The move came after the parliament in Rabat voted to adopt the amendments in December 2019.
The first of the two amendments, law 37-17, demarcates Morocco’s territorial sea, extending over 12 nautical miles from the Moroccan coastline.
In accordance with the UNCLOS, Morocco has sovereignty over its territorial sea and airspace.
In its territorial sea, Morocco has the right to build and protect pipelines, cables, and navigation equipment. The country also has the right to enforce its fiscal, medical, and immigration laws in the territorial sea.
The legislative text protects Morocco’s rights to preserve the marine ecosystem and carry out research on its waters.
The second text, law 38-17, delimits Morocco’s EEZ, extending 200 nautical miles from the coast of Morocco’s Western Sahara. The law also defines the limits of the continental shelf at 350 nautical miles from the coast.
Throughout the process, Rabat adhered to the tenets of UNCLOS and maintained a healthy dialogue with Spain in order to resolve the question of an overlap.
The March 30 bulletin came as no surprise to the Spanish government as the formalization of the laws was the next logical step.

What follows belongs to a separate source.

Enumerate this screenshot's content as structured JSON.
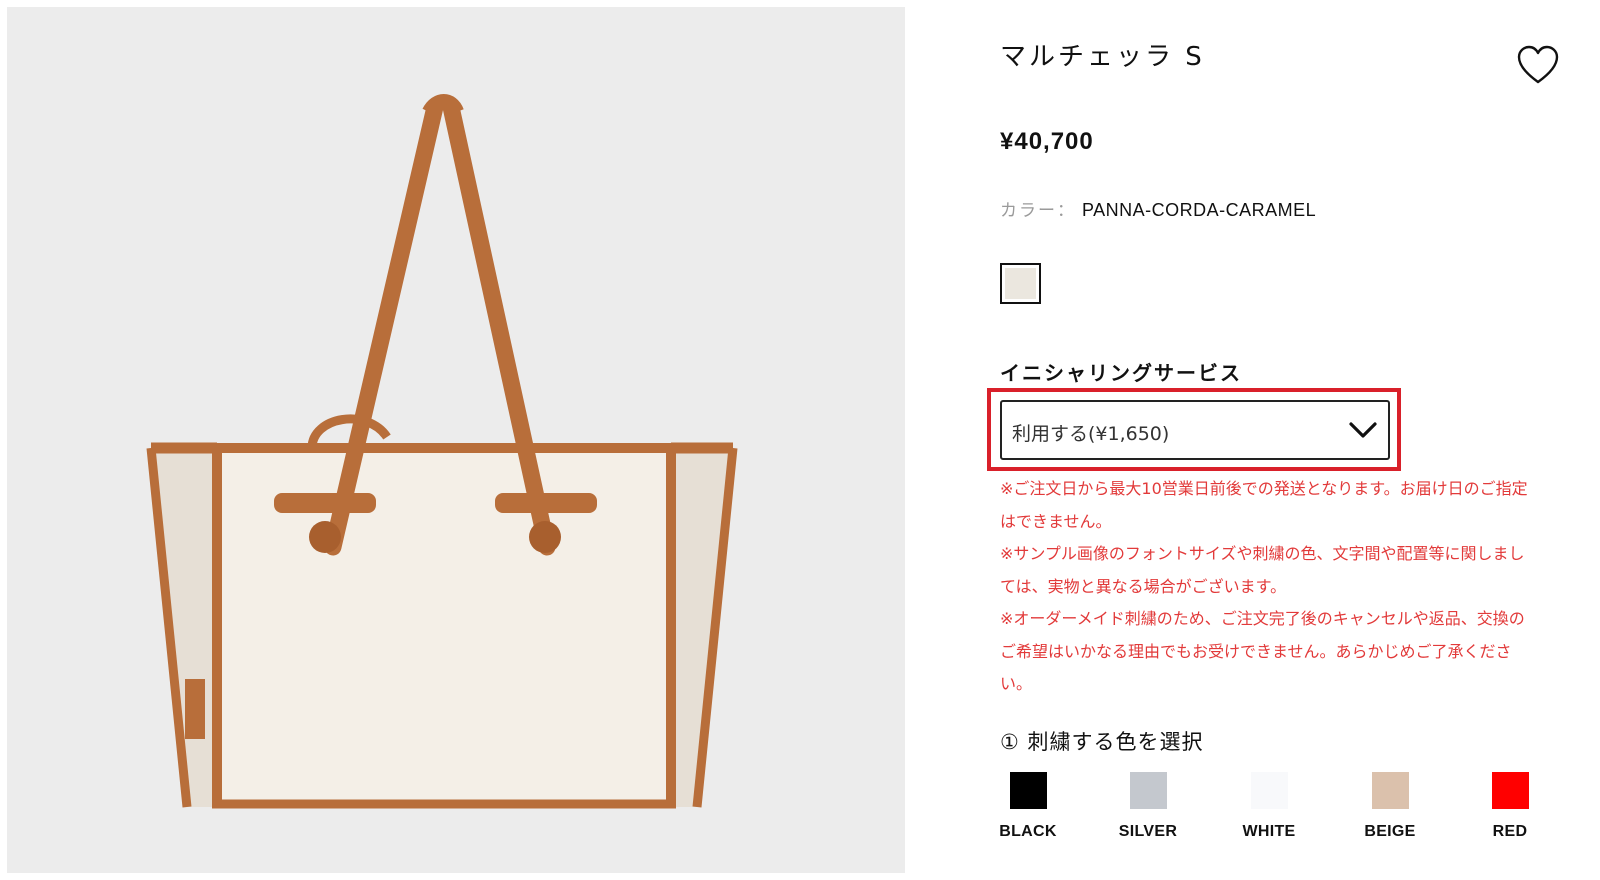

Spanish Foreign Minister Arancha Gonzalez Laya published a calm and clear tweet, stating that she is familiar with the content of the laws.

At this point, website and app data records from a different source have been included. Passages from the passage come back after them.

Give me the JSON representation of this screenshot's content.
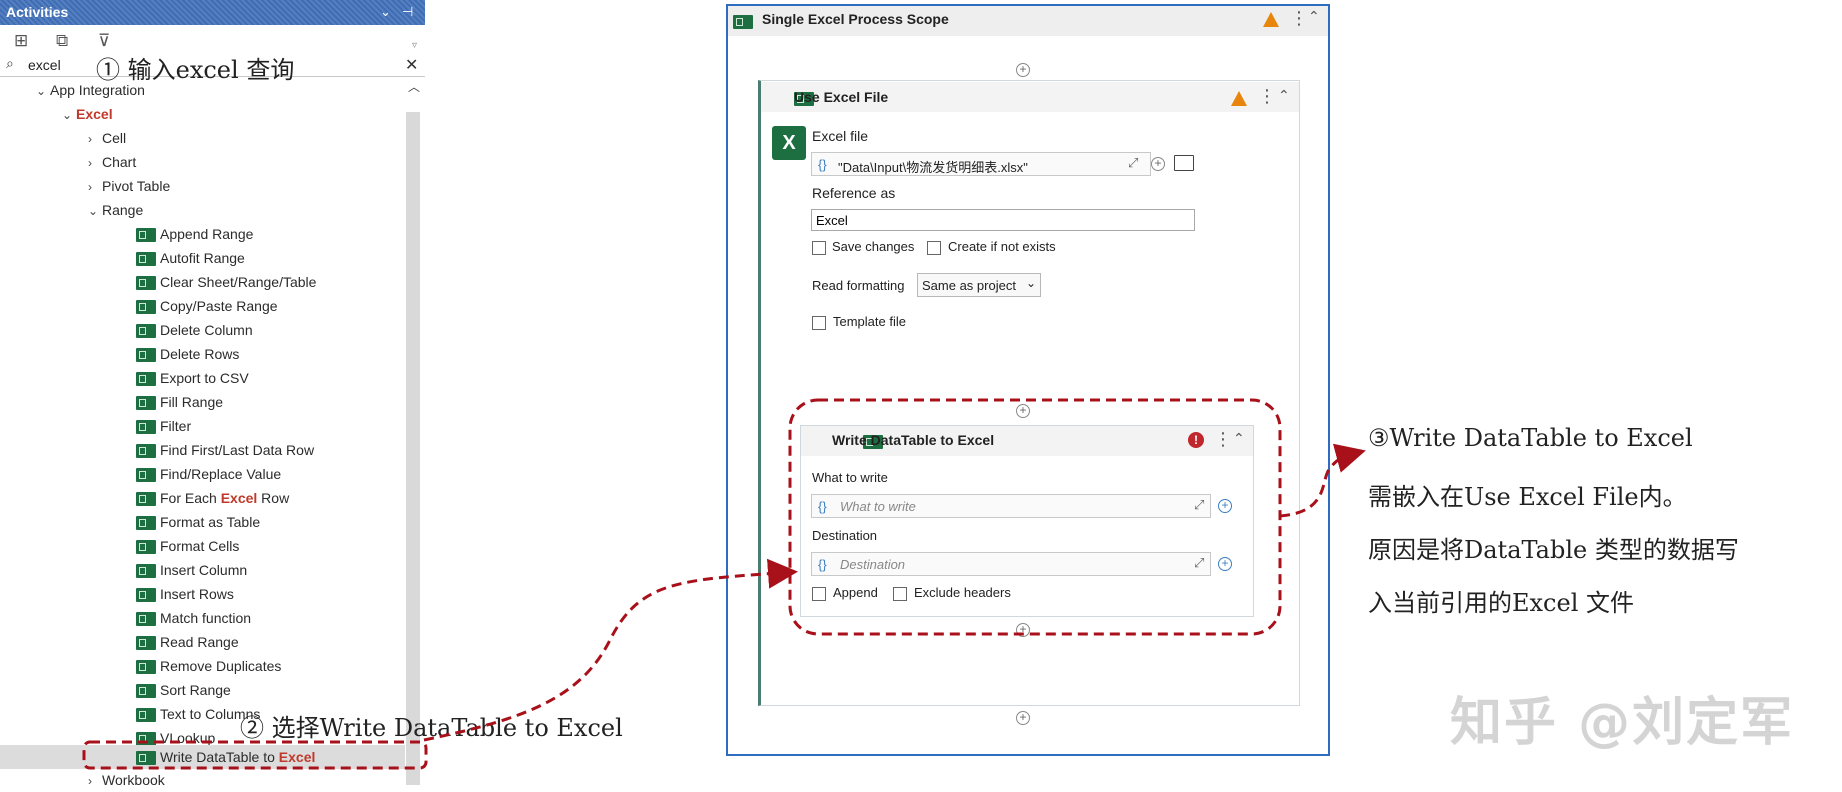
{
  "activities_panel": {
    "title": "Activities",
    "search_value": "excel",
    "tree": {
      "app_integration": "App Integration",
      "excel": "Excel",
      "cell": "Cell",
      "chart": "Chart",
      "pivot_table": "Pivot Table",
      "range": "Range",
      "items": [
        "Append Range",
        "Autofit Range",
        "Clear Sheet/Range/Table",
        "Copy/Paste Range",
        "Delete Column",
        "Delete Rows",
        "Export to CSV",
        "Fill Range",
        "Filter",
        "Find First/Last Data Row",
        "Find/Replace Value"
      ],
      "for_each_pre": "For Each ",
      "for_each_excel": "Excel",
      "for_each_post": " Row",
      "items2": [
        "Format as Table",
        "Format Cells",
        "Insert Column",
        "Insert Rows",
        "Match function",
        "Read Range",
        "Remove Duplicates",
        "Sort Range",
        "Text to Columns",
        "VLookup"
      ],
      "write_pre": "Write DataTable to ",
      "write_excel": "Excel",
      "workbook": "Workbook"
    }
  },
  "designer": {
    "scope_title": "Single Excel Process Scope",
    "use_excel": {
      "title": "Use Excel File",
      "excel_file_label": "Excel file",
      "excel_file_value": "\"Data\\Input\\物流发货明细表.xlsx\"",
      "reference_label": "Reference as",
      "reference_value": "Excel",
      "save_changes": "Save changes",
      "create_if_not_exists": "Create if not exists",
      "read_formatting_label": "Read formatting",
      "read_formatting_value": "Same as project",
      "template_file": "Template file"
    },
    "write_dt": {
      "title": "Write DataTable to Excel",
      "what_label": "What to write",
      "what_placeholder": "What to write",
      "dest_label": "Destination",
      "dest_placeholder": "Destination",
      "append": "Append",
      "exclude_headers": "Exclude headers"
    }
  },
  "annotations": {
    "step1": "① 输入excel 查询",
    "step2": "② 选择Write DataTable to Excel",
    "step3_line1": "③Write DataTable to Excel",
    "step3_line2": "需嵌入在Use Excel File内。",
    "step3_line3": "原因是将DataTable 类型的数据写",
    "step3_line4": "入当前引用的Excel 文件",
    "watermark": "知乎 @刘定军"
  },
  "colors": {
    "annotation_red": "#c0161e",
    "header_blue": "#3e6db5",
    "excel_green": "#1d6f42",
    "warning": "#e8850c",
    "error": "#c0272d"
  }
}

“Morocco and Spain are in agreement that maritime delimitation will need the resolution of overlaps through mutual agreement, in accordance with international law,” she added.
Despite Gonzalez’ assurances, Spain’s far right exploded into accusations of cynicism and hostile rhetoric.

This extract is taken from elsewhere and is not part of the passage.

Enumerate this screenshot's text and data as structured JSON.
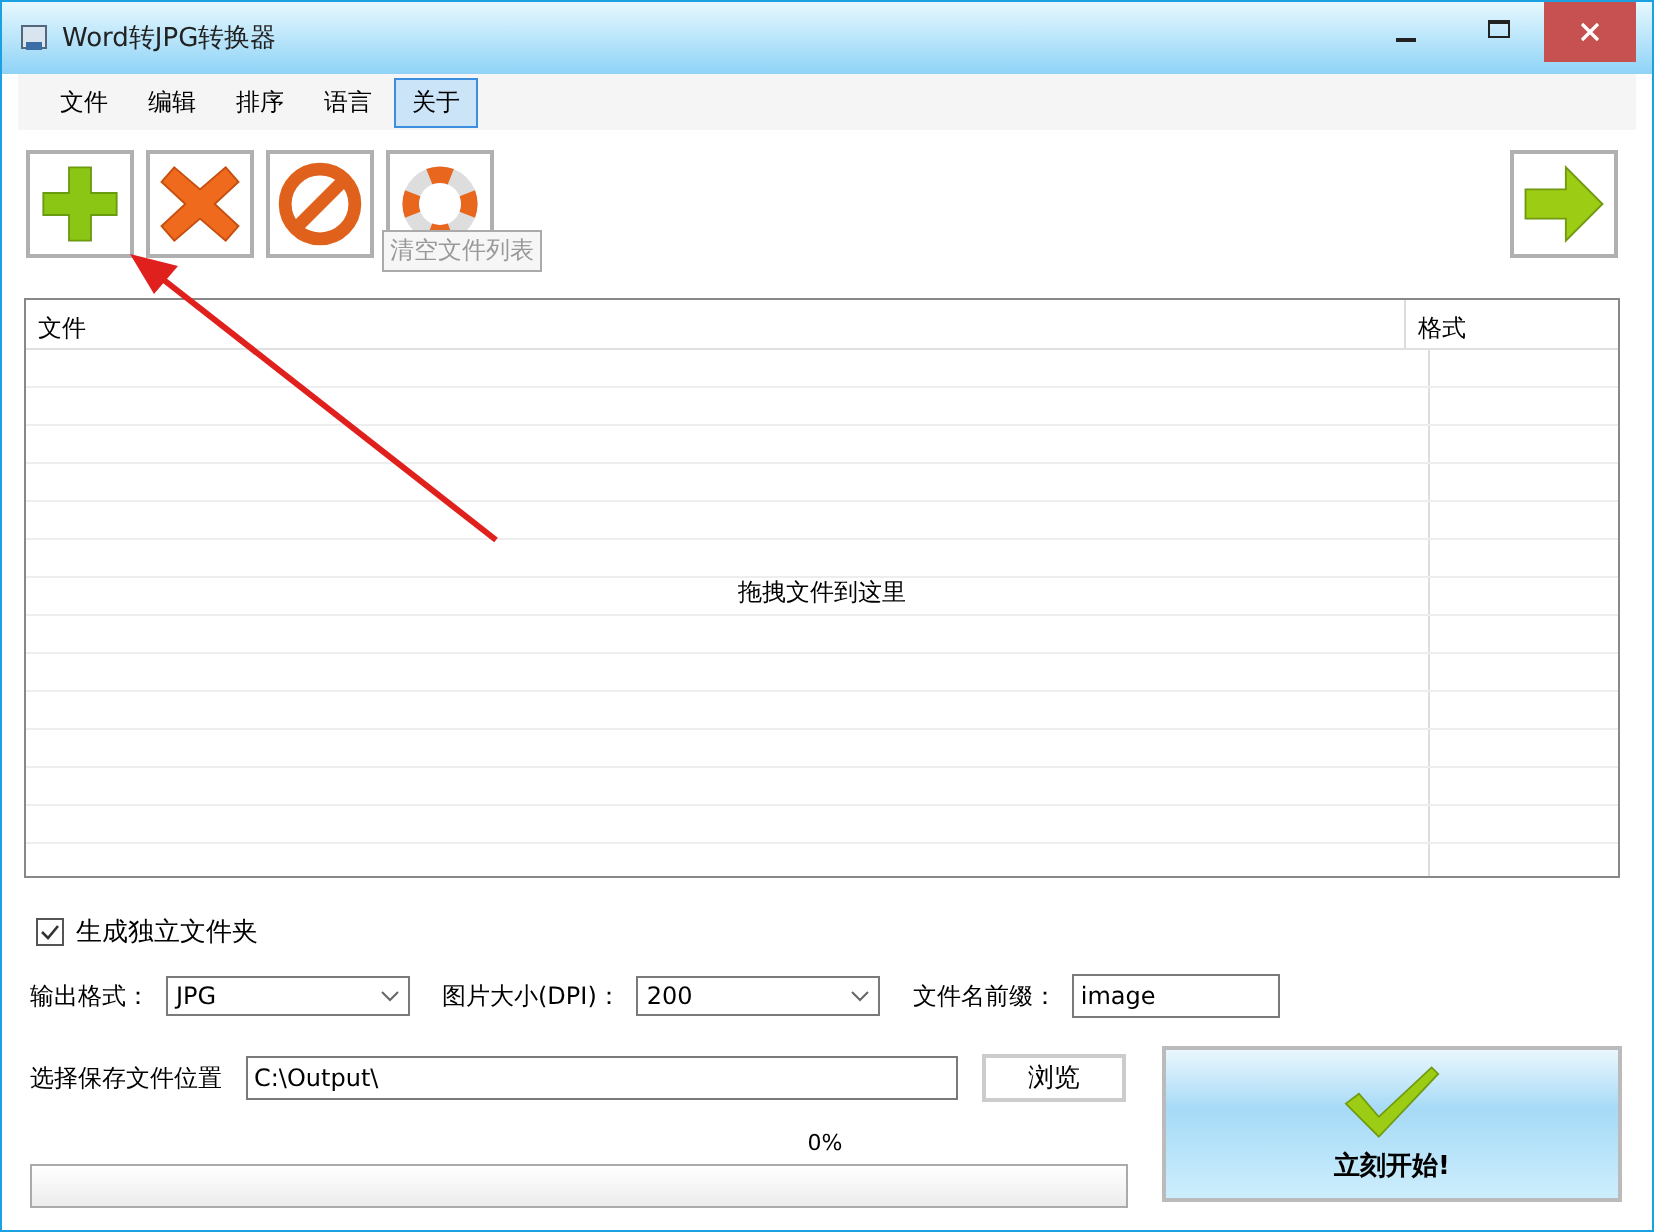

Angel Torres, president of the Canary Islands’ autonomous government, stated: “They will not touch even a millimeter of the waters off the archipelago.”
Quick to churn out nationalist tropes, the president called for a strong response from Spain, saying his country will not “accept unilateral decisions from Morocco.”
The migrant question
The Spanish press followed hard on the heels of the European country’s far-right politicians, publishing articles openly accusing Morocco of cynicism and foul play.
“Morocco does not let a crisis pass without moving a card and the gigantic crisis of COVID-19 was not going to be an exception,” wrote Ceuta del Dia.
The accusations, coming thick and fast, reached a new low this week. The Spanish press is accusing Morocco of allowing sub-Saharan migrants to cross the land border into Spanish enclave Melilla in order to pressure the government into accepting the new maritime zone.
“It is always the same,” La Voz de Galicia quoted a Spanish security expert as saying. “When they want to pressure [Spain], they lower security and allow a massive influx of migrants to cross.”
The sensationalist accusations from the Spanish press came after 53 migrants climbed the barbed wire surrounding the city of Melilla on April 6. Melilla’s police chief Jose Manuel Santiago said the irregular migrants used metal hooks and threw stones at border police to force entry into the enclave.
A Red Cross spokesperson released a statement saying many of the migrants reached Spanish territory with minor injuries from the assault on the fence and are now being held in a temporary internment center for undocumented migrants.
In contrast with the statements from the Spanish press accusing Morocco of allowing migrants to pass through, Morocco and Spain collaborate regularly on the issue of undocumented migration. Statistics show the North African country’s efforts have significantly reduced the number of migrants arriving on European soil.
As recently as March 27, Gonzalez Europa Press that, despite the growing pandemic, Morocco is still deploying all efforts to curb irregular migration from its coasts and land borders into Spain.
“There has been a tangible slowdown in the flow of migrants arriving in Spain,” Gonzalez said. The issue of undocumented migration is now more important than ever, as countries across the globe attempt to limit unnecessary movement to stop the spread of the novel coronavirus.